Prismatic RGP Lens Reduces Aberration in Keratoconic Eyes

RGP contact lens
Picture of a Rgp contact lens that fits with an eye and viewing under cobalt blue light with fluorescence dye.
RGP contacts with base-down prism corrected higher-order aberrations more than standard RGPs in keratoconic patients, a study shows.

Prismatic rigid gas-permeable (RGP) lenses reduce higher-order aberrations better than nonprismatic RGPs according to a study published in Optometry and Vision Science. The researchers noted a 51% reduction in vertical coma in patients with prismatic RGPs compared with nonprismatic RGPs. The cross sectional analysis consisted of 17 eyes of 17 patients with stage I or II keratoconus (mean age 34.6±11.1 years). Participants were randomized to first be fitted with standard or prismatic RGP lenses, and assessed after 30 minutes for centration, rotation, and movement. Tests measured ocular aberrations, visual performance, and corneal topography. Patients were later fitted with the other lens and assessments were repeated. Prismatic lenses provided lower values for root-mean-square (RMS) higher-order aberrations than the standard RGP contacts (P <.05). Both prismatic and nonprismatic RGPs diminished vertical coma, coma-like, and RMS higher-order aberrations and reduced oblique primary astigmatism and defocus compared with eyes not wearing contacts (P <.05). 

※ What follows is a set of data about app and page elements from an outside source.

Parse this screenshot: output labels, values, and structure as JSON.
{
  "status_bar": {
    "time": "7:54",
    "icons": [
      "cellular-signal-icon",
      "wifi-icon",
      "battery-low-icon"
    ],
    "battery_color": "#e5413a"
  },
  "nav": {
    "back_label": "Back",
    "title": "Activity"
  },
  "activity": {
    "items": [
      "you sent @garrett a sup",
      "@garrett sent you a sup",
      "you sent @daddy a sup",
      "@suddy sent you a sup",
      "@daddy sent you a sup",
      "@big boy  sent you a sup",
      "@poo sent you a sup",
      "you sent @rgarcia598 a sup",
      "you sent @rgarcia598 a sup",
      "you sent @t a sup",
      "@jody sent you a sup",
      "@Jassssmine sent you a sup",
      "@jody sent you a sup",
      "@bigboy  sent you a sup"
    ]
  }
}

Both study lenses also created a lower degree of positive vertical coma than eyes without contacts. Both RGPs  enhanced low-contrast visual acuity (LCVA) in photopic and mesopic lighting conditions and high-contrast visual acuity (HCVA) at the lower light level. Prismatic RGPs also enhanced HCVA in the photopic condition (P =.01), and standard RGPs raised contrast sensitivity in normal room lighting (P =.03). Visual function improved regardless of whether the RGP contained prism (P ≥.05).

“Different studies using adaptive optics suggested that aberration correction can improve visual performance in patients with keratoconus,” according to the analysis. “However, as several authors concluded, to achieve better image quality, coma and spherical aberration must combine with other aberrations.”

Investigators performed the wavefront error assessment at 3 mm pupil diameter in a non cycloplegic state. The eye used for data analysis was chosen randomly. The study’s limitations include that it did not explore higher powers of prism and whether an added prism affects oxygen exchange during lens wear. 


Carballo-Alvarez J, Caballero-Magro E, Cortes-Escudero I, Carpena-Torres C. Correction of ocular aberrations with prismatic rigid gas-permeable contact lenses in keratoconic eyes. Optom Vis Sci. 2021;98(11):1279-1286. doi:10.1097/OPX.0000000000001801